Spot the difference: Are all Cloud Video Services the same?

Ian Carter, Managing Director, Videonations, takes a close look and compares two leading cloud video conferencing services.


Ian Carter, MD Videonations

I’m often asked what the differences are between one video cloud service and another. After all, at first glance, they can seem very similar. For this reason, I’ve decided to look at and compare two market leaders: StarLeaf and Blue Jeans.

Similarities – It’s not all apples to apples.

Both StarLeaf and Blue Jeans have created their own cloud-based infrastructure for voice and video conferencing. The two services have a lot of features in common:

  • Support for standard SIP and H.323 voice and video devices
  • A dial in number for PSTN participants (toll free in the US)
  • A web portal for scheduling meetings
  • Meeting invites with calendar integration
  • Ability for users to join by clicking on a link
  • Integration with Microsoft Lync
  • Support for large conferences
  • HD video
  • Unlimited conferencing with annual licenses

The value of such a service is that customers have a scalable conferencing solution, which does not require the purchase of expensive infrastructure, and removes all the management costs associated with running such infrastructure. It also gives them the ability to mix their existing H.323 based devices with desktop unified communications solutions, such as Microsoft Lync.

Starleaf Cloud Video Conferencing Videonations

Differences – It’s more like apples and pears

The principal differentiating factors of the StarLeaf solution over Blue Jeans, are that StarLeaf also offers a range of both software and hardware video endpoints, and that these can be used for point-to-point calling without using up one of the paid-for multipoint conferences.

  • Point-to-point calling With StarLeaf, users benefit from unlimited point-to-point video calling, which does not use a paid-for conference license. Point-to-point calling is ad hoc and does not require scheduling; users do not have to wait for participants to read emails or confirm availability. Endpoints can be used to call another StarLeaf device or any Cisco, Polycom, LifeSize, H.323 or SIP device. Indeed, a StarLeaf endpoint can be used to dial into a Blue Jeans meeting. When someone calls a StarLeaf hardware or software endpoint, that device rings. If a user has multiple devices, such as a software client and a hardware endpoint, they all ring.

At Videonations our experience and indeed statistics show that users who can make both point-to-point calls and conferences typically make five times more point-to-point calls than conference calls. Point-to-point calling vastly increases the use and benefits of video collaboration in an organization, and therefore increases the value of the investment that organization has made in its video conferencing solution.
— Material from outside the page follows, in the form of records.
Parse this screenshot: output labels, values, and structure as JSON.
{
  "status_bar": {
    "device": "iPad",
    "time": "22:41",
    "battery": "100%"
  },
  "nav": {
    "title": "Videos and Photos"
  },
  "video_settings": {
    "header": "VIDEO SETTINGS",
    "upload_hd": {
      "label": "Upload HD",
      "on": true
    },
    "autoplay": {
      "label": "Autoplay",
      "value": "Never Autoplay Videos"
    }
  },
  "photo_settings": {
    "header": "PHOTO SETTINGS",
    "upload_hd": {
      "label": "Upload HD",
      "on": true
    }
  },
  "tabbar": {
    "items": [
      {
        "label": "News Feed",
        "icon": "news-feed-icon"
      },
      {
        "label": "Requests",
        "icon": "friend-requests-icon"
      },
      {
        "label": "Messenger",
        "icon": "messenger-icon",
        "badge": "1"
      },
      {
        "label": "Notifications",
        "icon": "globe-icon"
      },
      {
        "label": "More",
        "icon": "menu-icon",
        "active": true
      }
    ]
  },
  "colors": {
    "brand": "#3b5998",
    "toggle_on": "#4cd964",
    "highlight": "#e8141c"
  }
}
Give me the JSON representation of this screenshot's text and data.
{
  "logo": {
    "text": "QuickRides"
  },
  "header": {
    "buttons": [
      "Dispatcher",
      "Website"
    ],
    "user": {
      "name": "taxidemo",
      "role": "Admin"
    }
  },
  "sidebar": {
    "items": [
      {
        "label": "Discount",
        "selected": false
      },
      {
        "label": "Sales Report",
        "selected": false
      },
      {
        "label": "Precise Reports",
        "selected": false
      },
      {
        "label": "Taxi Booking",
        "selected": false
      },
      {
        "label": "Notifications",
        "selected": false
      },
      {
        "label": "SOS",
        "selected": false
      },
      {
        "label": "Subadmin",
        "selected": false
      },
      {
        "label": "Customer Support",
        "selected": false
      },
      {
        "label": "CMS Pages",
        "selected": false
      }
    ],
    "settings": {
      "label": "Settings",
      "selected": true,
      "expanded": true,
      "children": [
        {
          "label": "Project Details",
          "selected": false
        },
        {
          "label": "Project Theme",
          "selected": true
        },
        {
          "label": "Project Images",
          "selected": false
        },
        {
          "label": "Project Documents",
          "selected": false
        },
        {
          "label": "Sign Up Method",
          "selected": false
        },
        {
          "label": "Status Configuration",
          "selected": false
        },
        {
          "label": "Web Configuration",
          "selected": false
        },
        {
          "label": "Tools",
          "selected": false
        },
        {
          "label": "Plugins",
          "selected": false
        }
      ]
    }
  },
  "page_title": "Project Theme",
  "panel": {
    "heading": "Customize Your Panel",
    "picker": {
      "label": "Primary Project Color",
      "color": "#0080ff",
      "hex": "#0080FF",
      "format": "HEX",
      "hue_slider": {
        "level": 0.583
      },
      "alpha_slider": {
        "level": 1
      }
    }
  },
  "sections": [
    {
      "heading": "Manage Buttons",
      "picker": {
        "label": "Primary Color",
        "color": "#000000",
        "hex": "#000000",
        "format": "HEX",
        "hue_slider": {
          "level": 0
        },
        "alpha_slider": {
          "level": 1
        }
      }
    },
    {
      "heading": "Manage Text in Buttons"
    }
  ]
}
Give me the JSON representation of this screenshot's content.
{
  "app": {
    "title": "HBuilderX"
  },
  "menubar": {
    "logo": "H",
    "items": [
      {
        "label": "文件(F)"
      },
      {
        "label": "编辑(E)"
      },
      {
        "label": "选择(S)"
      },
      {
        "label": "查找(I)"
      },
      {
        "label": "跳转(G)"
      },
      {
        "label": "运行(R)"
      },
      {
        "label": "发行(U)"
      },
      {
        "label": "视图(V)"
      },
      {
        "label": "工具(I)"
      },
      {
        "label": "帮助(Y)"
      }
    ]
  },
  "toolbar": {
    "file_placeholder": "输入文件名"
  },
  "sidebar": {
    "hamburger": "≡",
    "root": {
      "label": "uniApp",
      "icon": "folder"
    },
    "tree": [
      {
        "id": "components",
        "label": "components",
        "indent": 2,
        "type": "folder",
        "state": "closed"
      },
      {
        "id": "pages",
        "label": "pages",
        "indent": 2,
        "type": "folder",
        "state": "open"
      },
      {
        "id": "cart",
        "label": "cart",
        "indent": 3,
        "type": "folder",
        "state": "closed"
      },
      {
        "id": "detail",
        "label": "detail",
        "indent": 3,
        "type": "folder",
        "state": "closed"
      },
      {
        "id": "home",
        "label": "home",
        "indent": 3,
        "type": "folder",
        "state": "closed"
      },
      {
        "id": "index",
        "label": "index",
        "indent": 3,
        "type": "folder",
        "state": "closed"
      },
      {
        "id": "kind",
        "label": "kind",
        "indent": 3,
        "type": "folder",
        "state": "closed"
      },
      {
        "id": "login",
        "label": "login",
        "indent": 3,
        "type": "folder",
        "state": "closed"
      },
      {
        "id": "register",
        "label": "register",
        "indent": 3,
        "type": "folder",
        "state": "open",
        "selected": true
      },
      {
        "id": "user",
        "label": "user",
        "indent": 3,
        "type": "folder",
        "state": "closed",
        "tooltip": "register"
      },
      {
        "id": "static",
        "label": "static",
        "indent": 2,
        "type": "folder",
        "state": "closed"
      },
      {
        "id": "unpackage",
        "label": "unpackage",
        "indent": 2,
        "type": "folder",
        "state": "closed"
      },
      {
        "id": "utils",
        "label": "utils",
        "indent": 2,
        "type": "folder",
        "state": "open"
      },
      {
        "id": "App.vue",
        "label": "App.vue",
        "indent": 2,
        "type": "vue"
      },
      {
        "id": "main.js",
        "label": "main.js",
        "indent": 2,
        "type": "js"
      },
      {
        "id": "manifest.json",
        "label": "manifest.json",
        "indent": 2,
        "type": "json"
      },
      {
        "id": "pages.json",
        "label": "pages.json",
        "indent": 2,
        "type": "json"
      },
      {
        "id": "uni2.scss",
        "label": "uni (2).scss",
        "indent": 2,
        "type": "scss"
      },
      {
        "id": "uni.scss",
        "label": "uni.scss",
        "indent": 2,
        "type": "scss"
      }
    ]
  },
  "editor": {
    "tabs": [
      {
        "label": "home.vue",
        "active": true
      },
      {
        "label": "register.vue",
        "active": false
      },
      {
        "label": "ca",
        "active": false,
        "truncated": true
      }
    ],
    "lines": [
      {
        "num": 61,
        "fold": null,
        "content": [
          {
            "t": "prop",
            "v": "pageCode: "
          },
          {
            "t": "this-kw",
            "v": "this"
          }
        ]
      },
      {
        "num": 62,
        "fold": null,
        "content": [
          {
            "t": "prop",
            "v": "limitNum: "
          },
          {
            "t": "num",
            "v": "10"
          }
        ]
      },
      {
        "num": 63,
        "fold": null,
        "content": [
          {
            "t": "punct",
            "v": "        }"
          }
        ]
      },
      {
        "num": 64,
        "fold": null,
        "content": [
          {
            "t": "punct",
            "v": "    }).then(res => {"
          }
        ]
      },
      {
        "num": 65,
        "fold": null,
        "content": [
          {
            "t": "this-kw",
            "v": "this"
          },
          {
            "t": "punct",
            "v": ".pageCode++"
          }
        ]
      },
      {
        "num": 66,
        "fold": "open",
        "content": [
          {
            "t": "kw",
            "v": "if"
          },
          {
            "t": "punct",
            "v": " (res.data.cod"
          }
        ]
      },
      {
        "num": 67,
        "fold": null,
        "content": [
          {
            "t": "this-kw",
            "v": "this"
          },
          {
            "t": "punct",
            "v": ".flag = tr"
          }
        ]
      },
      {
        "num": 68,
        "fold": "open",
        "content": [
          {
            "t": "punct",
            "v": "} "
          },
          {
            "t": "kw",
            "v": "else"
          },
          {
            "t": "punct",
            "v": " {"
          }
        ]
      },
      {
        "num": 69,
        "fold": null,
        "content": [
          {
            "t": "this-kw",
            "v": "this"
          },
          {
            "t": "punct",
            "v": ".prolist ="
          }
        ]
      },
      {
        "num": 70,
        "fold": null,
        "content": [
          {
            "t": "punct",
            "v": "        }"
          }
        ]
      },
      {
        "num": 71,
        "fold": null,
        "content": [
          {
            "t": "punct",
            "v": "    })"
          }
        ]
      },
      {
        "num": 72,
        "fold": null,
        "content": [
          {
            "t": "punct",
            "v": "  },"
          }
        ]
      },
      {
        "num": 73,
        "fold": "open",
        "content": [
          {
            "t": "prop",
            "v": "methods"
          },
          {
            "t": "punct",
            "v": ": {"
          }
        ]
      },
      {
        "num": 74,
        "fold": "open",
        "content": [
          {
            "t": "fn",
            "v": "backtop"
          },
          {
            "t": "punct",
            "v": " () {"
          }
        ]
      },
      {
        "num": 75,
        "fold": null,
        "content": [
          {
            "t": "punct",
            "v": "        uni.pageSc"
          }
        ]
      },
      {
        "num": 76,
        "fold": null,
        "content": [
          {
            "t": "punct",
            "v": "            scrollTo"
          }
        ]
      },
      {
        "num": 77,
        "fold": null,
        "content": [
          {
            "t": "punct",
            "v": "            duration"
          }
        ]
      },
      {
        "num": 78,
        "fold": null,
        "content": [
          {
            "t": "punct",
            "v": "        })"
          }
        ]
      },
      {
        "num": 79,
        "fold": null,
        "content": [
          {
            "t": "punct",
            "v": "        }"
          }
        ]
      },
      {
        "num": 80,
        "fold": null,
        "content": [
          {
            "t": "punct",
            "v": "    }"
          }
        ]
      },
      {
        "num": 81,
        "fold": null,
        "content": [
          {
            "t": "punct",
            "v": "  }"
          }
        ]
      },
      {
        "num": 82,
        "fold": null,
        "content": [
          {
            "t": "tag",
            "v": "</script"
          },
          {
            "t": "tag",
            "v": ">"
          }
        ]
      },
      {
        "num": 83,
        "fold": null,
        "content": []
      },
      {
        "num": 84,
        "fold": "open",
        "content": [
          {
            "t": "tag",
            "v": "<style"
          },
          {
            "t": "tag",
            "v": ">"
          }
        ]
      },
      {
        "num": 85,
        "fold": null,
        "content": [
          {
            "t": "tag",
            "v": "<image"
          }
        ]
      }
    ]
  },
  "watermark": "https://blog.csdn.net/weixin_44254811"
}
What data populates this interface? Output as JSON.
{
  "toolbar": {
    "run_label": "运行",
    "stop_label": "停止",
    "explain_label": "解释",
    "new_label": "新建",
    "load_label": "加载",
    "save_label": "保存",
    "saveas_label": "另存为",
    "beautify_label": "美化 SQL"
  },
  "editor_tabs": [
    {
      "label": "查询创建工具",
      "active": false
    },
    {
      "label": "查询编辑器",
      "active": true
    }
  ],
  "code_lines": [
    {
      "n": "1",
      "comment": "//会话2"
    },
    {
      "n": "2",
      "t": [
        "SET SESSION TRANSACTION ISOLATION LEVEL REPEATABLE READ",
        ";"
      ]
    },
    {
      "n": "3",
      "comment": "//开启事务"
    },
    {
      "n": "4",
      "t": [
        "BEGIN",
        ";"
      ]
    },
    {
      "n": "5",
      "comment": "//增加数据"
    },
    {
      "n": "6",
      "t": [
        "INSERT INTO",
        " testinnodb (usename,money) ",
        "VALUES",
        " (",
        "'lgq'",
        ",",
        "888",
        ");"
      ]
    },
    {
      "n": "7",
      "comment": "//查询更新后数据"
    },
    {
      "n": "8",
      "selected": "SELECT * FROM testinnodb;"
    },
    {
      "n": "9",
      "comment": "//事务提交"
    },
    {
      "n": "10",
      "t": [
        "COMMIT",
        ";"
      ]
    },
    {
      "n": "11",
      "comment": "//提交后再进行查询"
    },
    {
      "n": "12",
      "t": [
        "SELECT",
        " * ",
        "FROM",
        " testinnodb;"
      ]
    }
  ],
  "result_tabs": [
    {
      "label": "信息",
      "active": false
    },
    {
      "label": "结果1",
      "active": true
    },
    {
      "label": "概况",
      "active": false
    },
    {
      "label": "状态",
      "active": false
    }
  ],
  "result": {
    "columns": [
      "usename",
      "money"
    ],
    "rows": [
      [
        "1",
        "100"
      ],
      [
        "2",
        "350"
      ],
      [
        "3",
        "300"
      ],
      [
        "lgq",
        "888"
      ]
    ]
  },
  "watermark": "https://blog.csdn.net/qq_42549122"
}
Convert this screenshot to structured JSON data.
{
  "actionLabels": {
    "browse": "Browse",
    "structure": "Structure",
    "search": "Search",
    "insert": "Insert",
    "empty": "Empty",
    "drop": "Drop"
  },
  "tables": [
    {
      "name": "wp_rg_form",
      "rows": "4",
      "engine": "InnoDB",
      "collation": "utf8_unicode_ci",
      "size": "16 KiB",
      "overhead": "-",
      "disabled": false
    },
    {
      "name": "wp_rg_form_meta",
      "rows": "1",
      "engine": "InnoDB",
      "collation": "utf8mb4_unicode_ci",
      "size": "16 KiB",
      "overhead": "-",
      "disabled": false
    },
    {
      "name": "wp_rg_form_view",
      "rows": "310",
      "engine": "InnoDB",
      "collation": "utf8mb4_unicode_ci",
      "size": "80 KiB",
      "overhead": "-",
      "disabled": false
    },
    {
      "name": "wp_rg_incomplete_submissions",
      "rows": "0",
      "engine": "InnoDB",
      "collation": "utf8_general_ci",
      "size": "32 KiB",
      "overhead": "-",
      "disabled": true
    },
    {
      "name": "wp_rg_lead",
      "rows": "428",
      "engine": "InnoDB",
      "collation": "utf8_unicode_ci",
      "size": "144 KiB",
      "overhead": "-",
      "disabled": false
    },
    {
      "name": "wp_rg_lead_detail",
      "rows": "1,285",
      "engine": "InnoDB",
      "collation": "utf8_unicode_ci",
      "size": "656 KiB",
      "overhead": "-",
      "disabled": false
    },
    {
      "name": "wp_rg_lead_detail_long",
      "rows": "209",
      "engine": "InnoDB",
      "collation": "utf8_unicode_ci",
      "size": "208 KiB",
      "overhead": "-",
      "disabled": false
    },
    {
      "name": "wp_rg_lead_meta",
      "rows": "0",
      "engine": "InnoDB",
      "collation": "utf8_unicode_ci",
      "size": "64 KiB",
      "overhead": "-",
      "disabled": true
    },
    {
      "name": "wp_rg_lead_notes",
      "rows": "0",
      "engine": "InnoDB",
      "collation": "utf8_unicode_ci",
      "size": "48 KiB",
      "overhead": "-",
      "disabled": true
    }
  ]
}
  • Hardware endpoints StarLeaf hardware endpoints are dedicated appliances that can be used in meeting rooms, or on desktops, whereas Blue Jeans is a service and requires its customers to purchase a video endpoint from one of the traditional vendors. The advantage of using StarLeaf hardware endpoints with the StarLeaf conferencing service is the tight integration between the endpoint and the scheduled meetings. The meeting rooms are easily selected when the meeting is scheduled, and the schedule is displayed on the screen in the meeting room. As the meeting approaches, a speed dial key on the endpoint touch panel indicates a countdown to the meeting, and can simply be pressed once to join the meeting.
  • Software endpoints StarLeaf software endpoints are available for Macs, PCs, iPads and Android. These offer the same easy-to-use interface as the hardware appliances and they are available free of charge to all StarLeaf customers. They have the same speed dial to join a conference and the also have a link which brings the user directly to the “My Conferences” page of the StarLeaf web portal.
  • Ad hoc conferences During a point-to-point call, StarLeaf users can easily add more participants to the call making an ad hoc multiparty call. To do this, users simply use the ‘create a conference’ controls on the StarLeaf endpoint user interface. Again, there is no need to hang up and dial into a scheduled meeting. This allows users to communicate and collaborate when they need to rather than having to wait around.
  • H.323 registrations For users who have existing H.323 equipment, which is installed behind a firewall, the StarLeaf cloud allows this equipment to be registered with the StarLeaf cloud, which acts as an H.323 based gatekeeper, supporting H.460 enabling the endpoints to securely traverse through the firewall rather than being placed outside the firewall where they are vulnerable to attack.
  • Shared resources The StarLeaf pricing model allows an organization to purchase the number of conference licenses that they require to support the maximum number of conferences they will have running at the same time. Every StarLeaf user is entitled to schedule conferences. In this way, all of the StarLeaf conference licenses are in a pool and are shared by all the users. In the Blue Jeans model, each user who wants to schedule a meeting must have their own conference license.
  • Go-to-market strategy Blue Jeans’ go to market mixes both the indirect reseller model with direct customer acquisition. This conflicting approach can cause confusion for both partners and more importantly the end customer. StarLeaf does not mix up its approach to customers. Videonations is an approved partner and is well placed to ensure that our StarLeaf customers receive the value added service they need and deserve, allowing us to deliver the right level of integration, training and support services.